Ocwen short sale
We just closed a short sale with a tax lien in Elk Grove. Tax liens are not a new thing; often when people fall into financial troubles, they end up owing the Franchise Tax Board (California state taxes) along with the usual suspect, the I.R.S. If things are so rough that you can’t make your mortgage payment, you probably can’t pay the I.R.S either. When you don’t pay the government, federal or state, the government files a tax lien against you, which is recorded in the public records of the county where you own property.
This story of a short sale involves a home in Rocklin that other buyers passed over, while still others offered silly-ass verbal lowball offers, and everybody complained about the condition, like I could do anything about it. It was owned by a somewhat off-center, very charming guy who, according to his account, managed to ward off 24 trustee sales. His hardship was rock solid and he seemed to have a genuine interest in selling as a short sale, so I agreed to handle the sale for him.
I guess he had tried with some other Sacramento short sale agent but got nowhere with it. He was feeling a little leery, too, I could sense. The first thing I asked him to do was take down the bunker-style divider separating the back of the home from the front. He was reluctant because it kept his air conditioning bills low, but hey, sometimes ya gotta make a choice. Sell your home and pay a higher AC bill or not sell your home. Besides, he could always replace the army blanket after a showing.

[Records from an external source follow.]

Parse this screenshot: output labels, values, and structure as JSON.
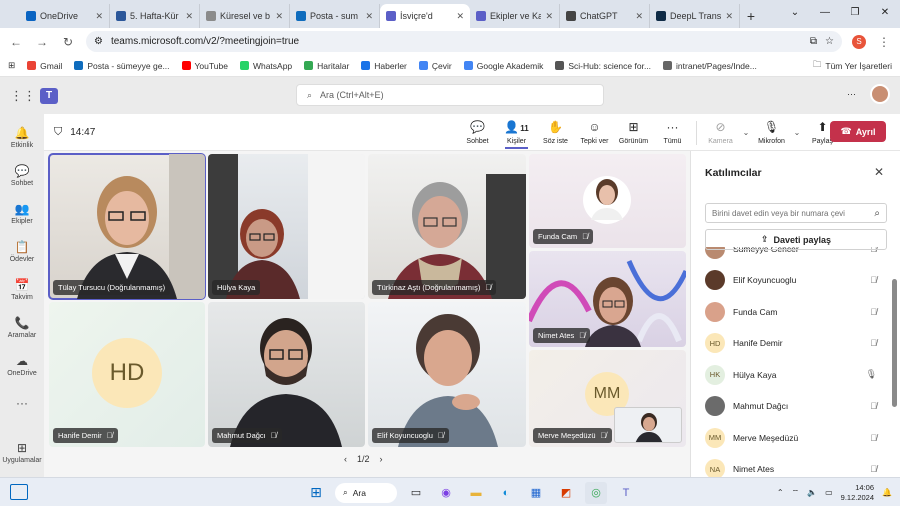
{
  "browser": {
    "tabs": [
      {
        "label": "OneDrive",
        "color": "#0a64c2",
        "active": false
      },
      {
        "label": "5. Hafta-Kür",
        "color": "#2b579a",
        "active": false
      },
      {
        "label": "Küresel ve b",
        "color": "#8b8b8b",
        "active": false
      },
      {
        "label": "Posta - sum",
        "color": "#0f6cbd",
        "active": false
      },
      {
        "label": "İsviçre'd",
        "color": "#5b5fc7",
        "active": true
      },
      {
        "label": "Ekipler ve Ka",
        "color": "#5b5fc7",
        "active": false
      },
      {
        "label": "ChatGPT",
        "color": "#444444",
        "active": false
      },
      {
        "label": "DeepL Transl",
        "color": "#0f2b46",
        "active": false
      }
    ],
    "new_tab": "+",
    "url": "teams.microsoft.com/v2/?meetingjoin=true",
    "profile_initial": "S",
    "bookmarks": [
      "Gmail",
      "Posta - sümeyye ge...",
      "YouTube",
      "WhatsApp",
      "Haritalar",
      "Haberler",
      "Çevir",
      "Google Akademik",
      "Sci-Hub: science for...",
      "intranet/Pages/Inde..."
    ],
    "bookmarks_all": "Tüm Yer İşaretleri"
  },
  "teams": {
    "search_placeholder": "Ara (Ctrl+Alt+E)",
    "more": "···",
    "rail": [
      {
        "label": "Etkinlik",
        "icon": "bell-icon",
        "glyph": "🔔"
      },
      {
        "label": "Sohbet",
        "icon": "chat-icon",
        "glyph": "💬"
      },
      {
        "label": "Ekipler",
        "icon": "teams-icon",
        "glyph": "👥"
      },
      {
        "label": "Ödevler",
        "icon": "assignments-icon",
        "glyph": "📋"
      },
      {
        "label": "Takvim",
        "icon": "calendar-icon",
        "glyph": "📅"
      },
      {
        "label": "Aramalar",
        "icon": "phone-icon",
        "glyph": "📞"
      },
      {
        "label": "OneDrive",
        "icon": "cloud-icon",
        "glyph": "☁"
      }
    ],
    "rail_more": "···",
    "rail_apps": "Uygulamalar"
  },
  "meeting": {
    "time": "14:47",
    "tools": {
      "chat": "Sohbet",
      "people": "Kişiler",
      "people_count": "11",
      "raise": "Söz iste",
      "react": "Tepki ver",
      "view": "Görünüm",
      "more": "Tümü",
      "camera": "Kamera",
      "mic": "Mikrofon",
      "share": "Paylaş"
    },
    "leave": "Ayrıl",
    "pager": "1/2",
    "tiles": [
      {
        "name": "Tülay Tursucu (Doğrulanmamış)"
      },
      {
        "name": "Hülya Kaya"
      },
      {
        "name": "Türkinaz Aştı (Doğrulanmamış)"
      },
      {
        "name": "Funda Cam"
      },
      {
        "name": "Nimet Ates"
      },
      {
        "name": "Hanife Demir",
        "initials": "HD"
      },
      {
        "name": "Mahmut Dağcı"
      },
      {
        "name": "Elif Koyuncuoglu"
      },
      {
        "name": "Merve Meşedüzü",
        "initials": "MM"
      }
    ]
  },
  "panel": {
    "title": "Katılımcılar",
    "invite_placeholder": "Birini davet edin veya bir numara çevi",
    "share_invite": "Daveti paylaş",
    "participants": [
      {
        "name": "Sümeyye Gencer",
        "initials": "",
        "bg": "#b98a70",
        "mic": "muted"
      },
      {
        "name": "Elif Koyuncuoglu",
        "initials": "",
        "bg": "#5b3a2a",
        "mic": "muted"
      },
      {
        "name": "Funda Cam",
        "initials": "",
        "bg": "#d9a18a",
        "mic": "muted"
      },
      {
        "name": "Hanife Demir",
        "initials": "HD",
        "bg": "#fbe7b8",
        "mic": "muted"
      },
      {
        "name": "Hülya Kaya",
        "initials": "HK",
        "bg": "#e3efe0",
        "mic": "on"
      },
      {
        "name": "Mahmut Dağcı",
        "initials": "",
        "bg": "#6b6b6b",
        "mic": "muted"
      },
      {
        "name": "Merve Meşedüzü",
        "initials": "MM",
        "bg": "#fbe7b8",
        "mic": "muted"
      },
      {
        "name": "Nimet Ates",
        "initials": "NA",
        "bg": "#fbe7b8",
        "mic": "muted"
      }
    ]
  },
  "taskbar": {
    "search": "Ara",
    "time": "14:06",
    "date": "9.12.2024"
  }
}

Here is an example of a short sale in West Sacramento that sold at the end of October and could not close until the middle of April. It certainly was not the buyer’s fault, even though that is usually the case. It was not the seller’s fault, either, nor either of the agent’s. It was due to the lovely combination of an Ocwen lender combined with Nationstar as the second lender with MI on top of the cake. Those Ocwen / Nationstar combo short sales can be complicated to bring the two sides together, but it is generally much easier when Ocwen is the first and Nationstar is the second than the other way around, let me tell you.
There is a saying in the Sacramento short sale business that the third time is a charm. Agents who sell a lot of short sales might chuckle over this statement because it’s absolutely true. We don’t want to sell a home more than once, but sometimes, there is no way around it, no matter what we do. Apart from forcing a buyer we’ve tied to a chair in an empty warehouse to listen to Stuck in the Middle With You, we can’t really interrogate them.
OK, that was just a sick joke. But when you sell a home a third time, that’s where your mind goes and the sellers follow that thought process, too.